Posting and Notice Requirements for New York’s Article 23-A

By Michael Klazema on 6/26/2014

Article 23-A of New York’s Correction Law (§§750-755), relates to licensure and employment of persons previously convicted of one or more criminal offensesIt prohibits employers from denying or terminating employment on the basis of an applicant’s or employee’s prior criminal convictions, except for two narrowly defined exceptions.

The two exceptions to hiring or continued employment of an individual with criminal history are:

  1. Where there is a direct relationship between one or more of the previous criminal offenses and the employment sought or held by the individual, or
  2. The granting or continuation of the employment would involve an unreasonable risk to property or to the safety or welfare of specific individuals or the general public.

Employers must consider the following factors when making decisions about employment or continued employment of individuals with criminal history:

  1. The public policy of the state, as expressed in the law, to encourage the licensure and employment of persons previously convicted of one or more criminal offenses;
  2. The specific duties and responsibilities necessarily related to the employment sought or held by the person;
  3. The bearing, if any, the criminal offense or offenses for which the person was previously convicted will have on his or her fitness or ability to perform one or more such duties or responsibilities;
  4. The time which has elapsed since the occurrence of the criminal offense or offenses;
  5. The age of the person at the time of occurrence of the criminal offense or offenses;
  6. The seriousness of the offense or offenses;
  7. Any information produced by the person, or produced on his behalf, in regard to his rehabilitation and good conduct, and
  8. The legitimate interest of the public agency or private employer in protecting property, and the safety and welfare of specific individuals or the general public.

Employers must inform applicants and employees of Article 23-A in three different ways:
First employees must post a copy of the law in the workplace that is accessible to employees and in a visually conspicuous manner. (NY Labor Law Article 7 § 201) It is usually posted along with other required state and federal posters.

Second, employers are required to provide a copy of Article 23-A to any applicant subject to a background check. (NY General Business Law § 380) This is usually done at the beginning of the application process by attaching a copy of the Article to the job application form, or as part of the background check authorization and disclosure process.
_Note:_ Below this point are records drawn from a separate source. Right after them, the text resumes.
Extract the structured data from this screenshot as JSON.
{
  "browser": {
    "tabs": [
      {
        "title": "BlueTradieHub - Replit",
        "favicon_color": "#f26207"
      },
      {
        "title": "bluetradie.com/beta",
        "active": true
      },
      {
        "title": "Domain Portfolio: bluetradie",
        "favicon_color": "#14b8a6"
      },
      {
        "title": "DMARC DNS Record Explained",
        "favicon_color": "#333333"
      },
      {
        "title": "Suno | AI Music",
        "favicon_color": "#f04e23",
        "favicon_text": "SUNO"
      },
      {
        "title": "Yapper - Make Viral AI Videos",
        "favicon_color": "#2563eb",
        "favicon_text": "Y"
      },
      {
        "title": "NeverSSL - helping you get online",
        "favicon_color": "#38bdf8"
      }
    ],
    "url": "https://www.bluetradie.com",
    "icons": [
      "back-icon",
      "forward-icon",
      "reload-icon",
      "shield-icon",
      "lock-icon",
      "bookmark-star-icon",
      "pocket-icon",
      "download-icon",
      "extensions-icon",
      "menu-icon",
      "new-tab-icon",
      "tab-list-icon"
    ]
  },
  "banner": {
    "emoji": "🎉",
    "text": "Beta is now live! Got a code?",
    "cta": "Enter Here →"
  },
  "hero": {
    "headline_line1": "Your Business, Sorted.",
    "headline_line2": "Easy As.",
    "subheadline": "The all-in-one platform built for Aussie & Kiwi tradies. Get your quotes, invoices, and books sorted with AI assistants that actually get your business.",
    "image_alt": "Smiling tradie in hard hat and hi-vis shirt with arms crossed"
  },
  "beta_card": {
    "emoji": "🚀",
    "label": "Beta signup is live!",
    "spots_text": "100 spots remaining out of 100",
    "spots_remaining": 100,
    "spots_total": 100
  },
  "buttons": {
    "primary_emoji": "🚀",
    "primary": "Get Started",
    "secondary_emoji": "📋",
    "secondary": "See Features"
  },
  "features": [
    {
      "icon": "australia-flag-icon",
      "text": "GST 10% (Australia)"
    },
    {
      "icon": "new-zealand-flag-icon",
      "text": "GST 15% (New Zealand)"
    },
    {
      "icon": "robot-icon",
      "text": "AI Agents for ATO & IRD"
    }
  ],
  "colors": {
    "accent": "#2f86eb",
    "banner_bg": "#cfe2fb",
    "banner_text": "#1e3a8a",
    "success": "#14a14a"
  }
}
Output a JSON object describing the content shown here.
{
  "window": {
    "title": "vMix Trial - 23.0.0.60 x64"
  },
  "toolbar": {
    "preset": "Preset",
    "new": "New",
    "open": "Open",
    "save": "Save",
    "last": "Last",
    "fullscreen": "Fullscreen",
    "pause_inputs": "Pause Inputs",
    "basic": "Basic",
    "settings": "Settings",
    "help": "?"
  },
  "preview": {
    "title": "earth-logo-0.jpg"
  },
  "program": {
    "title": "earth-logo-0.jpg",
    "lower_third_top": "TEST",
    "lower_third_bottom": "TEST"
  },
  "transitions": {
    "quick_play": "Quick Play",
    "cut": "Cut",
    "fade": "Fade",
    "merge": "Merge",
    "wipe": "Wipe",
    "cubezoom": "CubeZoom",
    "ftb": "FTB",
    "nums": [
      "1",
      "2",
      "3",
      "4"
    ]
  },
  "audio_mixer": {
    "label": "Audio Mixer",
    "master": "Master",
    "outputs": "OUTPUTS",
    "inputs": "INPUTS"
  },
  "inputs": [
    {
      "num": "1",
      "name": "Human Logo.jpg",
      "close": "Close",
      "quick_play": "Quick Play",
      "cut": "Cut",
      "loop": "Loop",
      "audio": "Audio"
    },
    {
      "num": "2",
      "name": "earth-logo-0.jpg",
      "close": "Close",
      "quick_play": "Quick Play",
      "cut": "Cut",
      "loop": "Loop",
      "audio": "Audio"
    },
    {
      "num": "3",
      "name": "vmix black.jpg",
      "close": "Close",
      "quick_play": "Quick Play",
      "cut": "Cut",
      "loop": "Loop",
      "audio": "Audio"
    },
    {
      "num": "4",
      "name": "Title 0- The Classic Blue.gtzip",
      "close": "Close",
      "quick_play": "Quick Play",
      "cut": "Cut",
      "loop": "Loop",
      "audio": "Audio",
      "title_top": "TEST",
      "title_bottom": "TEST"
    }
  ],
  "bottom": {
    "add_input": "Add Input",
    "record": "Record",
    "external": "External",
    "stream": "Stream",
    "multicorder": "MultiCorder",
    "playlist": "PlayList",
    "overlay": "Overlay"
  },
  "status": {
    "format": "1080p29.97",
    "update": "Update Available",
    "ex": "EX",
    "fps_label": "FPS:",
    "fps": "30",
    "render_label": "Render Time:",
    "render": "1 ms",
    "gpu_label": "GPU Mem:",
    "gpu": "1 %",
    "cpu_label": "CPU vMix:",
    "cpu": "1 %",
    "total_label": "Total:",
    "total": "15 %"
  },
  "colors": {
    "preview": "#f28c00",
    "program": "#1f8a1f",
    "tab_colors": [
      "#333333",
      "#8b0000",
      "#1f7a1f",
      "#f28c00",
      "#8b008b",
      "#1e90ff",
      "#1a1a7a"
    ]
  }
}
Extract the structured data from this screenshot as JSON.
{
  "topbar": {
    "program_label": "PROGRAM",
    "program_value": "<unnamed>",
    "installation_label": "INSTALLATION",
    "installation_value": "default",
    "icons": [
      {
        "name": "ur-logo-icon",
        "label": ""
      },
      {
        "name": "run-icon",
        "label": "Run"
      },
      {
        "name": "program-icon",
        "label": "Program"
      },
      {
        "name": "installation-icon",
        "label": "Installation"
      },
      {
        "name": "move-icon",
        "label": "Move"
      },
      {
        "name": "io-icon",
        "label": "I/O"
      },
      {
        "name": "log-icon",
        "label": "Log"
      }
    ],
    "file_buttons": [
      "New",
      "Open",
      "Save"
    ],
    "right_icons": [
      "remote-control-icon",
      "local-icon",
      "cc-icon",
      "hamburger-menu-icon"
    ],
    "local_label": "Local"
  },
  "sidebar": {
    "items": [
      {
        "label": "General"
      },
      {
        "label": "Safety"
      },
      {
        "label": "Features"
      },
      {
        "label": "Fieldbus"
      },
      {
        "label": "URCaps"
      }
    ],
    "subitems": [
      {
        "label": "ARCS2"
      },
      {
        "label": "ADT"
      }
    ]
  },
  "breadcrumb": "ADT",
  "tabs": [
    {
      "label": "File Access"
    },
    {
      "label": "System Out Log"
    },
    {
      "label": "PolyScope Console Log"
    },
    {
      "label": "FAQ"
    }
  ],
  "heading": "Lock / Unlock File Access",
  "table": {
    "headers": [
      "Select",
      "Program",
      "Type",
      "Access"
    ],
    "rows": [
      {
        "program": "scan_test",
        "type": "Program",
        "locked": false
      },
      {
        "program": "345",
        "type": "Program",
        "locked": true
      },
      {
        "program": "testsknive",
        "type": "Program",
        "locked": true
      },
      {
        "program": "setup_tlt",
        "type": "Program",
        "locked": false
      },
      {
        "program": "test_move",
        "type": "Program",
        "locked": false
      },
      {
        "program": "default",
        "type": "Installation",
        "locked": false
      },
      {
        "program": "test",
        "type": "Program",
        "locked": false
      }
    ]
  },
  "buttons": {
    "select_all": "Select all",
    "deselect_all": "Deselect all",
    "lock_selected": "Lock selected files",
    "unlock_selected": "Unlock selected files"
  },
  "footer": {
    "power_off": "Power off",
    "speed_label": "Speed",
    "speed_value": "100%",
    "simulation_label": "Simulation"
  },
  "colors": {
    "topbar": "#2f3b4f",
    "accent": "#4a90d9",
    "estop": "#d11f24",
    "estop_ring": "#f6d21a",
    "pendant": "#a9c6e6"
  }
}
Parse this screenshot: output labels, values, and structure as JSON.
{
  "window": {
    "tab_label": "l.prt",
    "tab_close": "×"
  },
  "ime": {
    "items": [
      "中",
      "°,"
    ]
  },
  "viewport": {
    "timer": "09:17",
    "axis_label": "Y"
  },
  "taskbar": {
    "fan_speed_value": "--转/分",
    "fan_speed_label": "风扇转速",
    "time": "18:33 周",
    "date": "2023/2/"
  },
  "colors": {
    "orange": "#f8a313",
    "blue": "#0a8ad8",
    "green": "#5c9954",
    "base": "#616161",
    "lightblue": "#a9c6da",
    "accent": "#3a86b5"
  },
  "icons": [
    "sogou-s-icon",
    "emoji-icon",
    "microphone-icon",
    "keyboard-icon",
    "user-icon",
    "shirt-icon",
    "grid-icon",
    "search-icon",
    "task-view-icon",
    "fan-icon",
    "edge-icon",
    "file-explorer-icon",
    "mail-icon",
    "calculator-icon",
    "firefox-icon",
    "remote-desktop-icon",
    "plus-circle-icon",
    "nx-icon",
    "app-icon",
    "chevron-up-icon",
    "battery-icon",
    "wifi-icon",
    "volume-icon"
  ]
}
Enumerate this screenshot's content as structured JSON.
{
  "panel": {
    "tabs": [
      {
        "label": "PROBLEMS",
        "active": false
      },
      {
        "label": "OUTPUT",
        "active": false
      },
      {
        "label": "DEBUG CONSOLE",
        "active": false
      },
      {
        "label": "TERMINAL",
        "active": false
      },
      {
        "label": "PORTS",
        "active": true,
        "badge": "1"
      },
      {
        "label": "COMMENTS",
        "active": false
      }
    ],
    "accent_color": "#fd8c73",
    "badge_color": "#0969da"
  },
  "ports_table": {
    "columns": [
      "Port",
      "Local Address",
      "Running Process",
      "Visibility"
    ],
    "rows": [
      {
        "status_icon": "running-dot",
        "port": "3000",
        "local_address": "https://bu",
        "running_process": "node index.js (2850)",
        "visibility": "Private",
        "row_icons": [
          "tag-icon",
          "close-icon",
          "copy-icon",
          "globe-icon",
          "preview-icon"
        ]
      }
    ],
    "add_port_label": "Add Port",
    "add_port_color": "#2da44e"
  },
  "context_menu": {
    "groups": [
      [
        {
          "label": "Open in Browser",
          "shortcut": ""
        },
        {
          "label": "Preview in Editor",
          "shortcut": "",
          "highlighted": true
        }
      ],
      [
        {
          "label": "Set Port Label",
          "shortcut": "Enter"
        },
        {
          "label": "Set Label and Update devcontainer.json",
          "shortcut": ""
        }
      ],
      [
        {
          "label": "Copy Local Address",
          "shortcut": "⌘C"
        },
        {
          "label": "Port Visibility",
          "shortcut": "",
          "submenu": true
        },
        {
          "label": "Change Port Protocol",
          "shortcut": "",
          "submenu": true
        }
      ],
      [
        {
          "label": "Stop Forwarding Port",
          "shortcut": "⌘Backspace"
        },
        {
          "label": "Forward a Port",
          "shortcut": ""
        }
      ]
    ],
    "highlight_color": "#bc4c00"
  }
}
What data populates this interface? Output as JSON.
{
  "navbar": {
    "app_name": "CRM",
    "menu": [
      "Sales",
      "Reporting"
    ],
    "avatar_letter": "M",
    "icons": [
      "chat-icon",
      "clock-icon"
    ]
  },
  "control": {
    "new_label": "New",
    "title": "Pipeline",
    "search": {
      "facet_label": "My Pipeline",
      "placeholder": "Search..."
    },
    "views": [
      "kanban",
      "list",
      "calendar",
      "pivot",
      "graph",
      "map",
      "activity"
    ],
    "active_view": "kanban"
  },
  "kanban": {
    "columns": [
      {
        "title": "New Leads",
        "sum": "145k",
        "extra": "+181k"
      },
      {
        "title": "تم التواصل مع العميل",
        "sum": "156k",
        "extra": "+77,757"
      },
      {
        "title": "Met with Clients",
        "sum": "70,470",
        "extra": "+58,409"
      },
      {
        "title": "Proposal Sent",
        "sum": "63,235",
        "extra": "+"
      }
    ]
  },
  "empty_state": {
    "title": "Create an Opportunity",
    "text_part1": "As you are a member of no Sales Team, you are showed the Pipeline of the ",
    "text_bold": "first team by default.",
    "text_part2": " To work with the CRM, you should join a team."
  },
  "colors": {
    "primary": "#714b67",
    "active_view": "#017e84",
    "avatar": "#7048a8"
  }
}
As a best practice, the applicant should be required to acknowledge in writing that he or she received a copy of Article 23-A.

Third, a copy of Article 23-A must be given to an applicant whenever a consumer report containing criminal conviction information is given to the employer. (NY General Business Law § 380) A complete copy of Article 23-A should be sent to the consumer along with a copy of the consumer report.

Article 23-A is enforced by the New York Division of Human Rights Division and the City Commission on Human Rights.

New York Correction Law Article 23-A:

NY Labor Law Article 7 § 201-f:$$LAB201-F$$@TXLAB0201-F+&LIST=LAW+&BROWSER=EXPLORER+&TOKEN=06031469+&TARGET=VIEW

New York General Business Law § 380-d:$$GBS380-D$$@TXGBS0380-D+&LIST=LAW+&BROWSER=EXPLORER+&TOKEN=01628628+&TARGET=VIEW

New York General Business Law § 380-g:$$GBS380-G$$@TXGBS0380-G+&LIST=LAW+&BROWSER=EXPLORER+&TOKEN=01628628+&TARGET=VIEW

Tag Cloud
Recent Posts

Latest News

  • November 08 A Texas-based company was found to be supplying landlords with inaccurate background check results, potentially affecting housing decisions. The company must pay a record-setting settlement.
  • November 07 Orange Leaf Frozen Yogurt brand trusts to perform the crucial function of background checks on job candidates before extending offers of employment.
  • November 06 The man previously responsible for running background checks on New York City’s school bus drivers says the city’s Department of Education has been pushing back against more thorough checks. The DOE reportedly circumnavigated proper bus driver vetting channels for most of the spring and summer this year.
  • November 06 If you have a series of speeding tickets or other traffic violations, do you need to disclose them as criminal history?
  • November 01 South Carolina's legislature recently adopted a measure to expand access to expungement opportunities for the state's ex-convicts, but other gaps in the process remain. Advocates disagree on how to address the problem to protect offenders as well as the public.
  • October 31 Background checks will show different things depending on the type of check. Here are a few ways employers can use background checks to learn about candidates.
  • October 30 The Pentagon recently disclosed a breach that exposed the personal information of roughly 30,000 personnel. The government blamed the breach on a contractor, calling into question background check policies for federal government vendors.
  • October 30 Just because a record has been expunged from the record or sealed from public view doesn’t mean all traces of it are gone. Expunged and sealed records can sometimes show up on criminal background checks.
  • October 29 What is the status of your driver’s license? Not only can driver’s license statuses impact your ability to drive legally, but they can also impact your auto insurance coverage.
  • October 26 As fresh details emerge in the long-running sex abuse scandal plaguing the Catholic Church, some efforts to mitigate risks and protect the vulnerable stand out from the rest, including those in the diocese of Austin, Texas.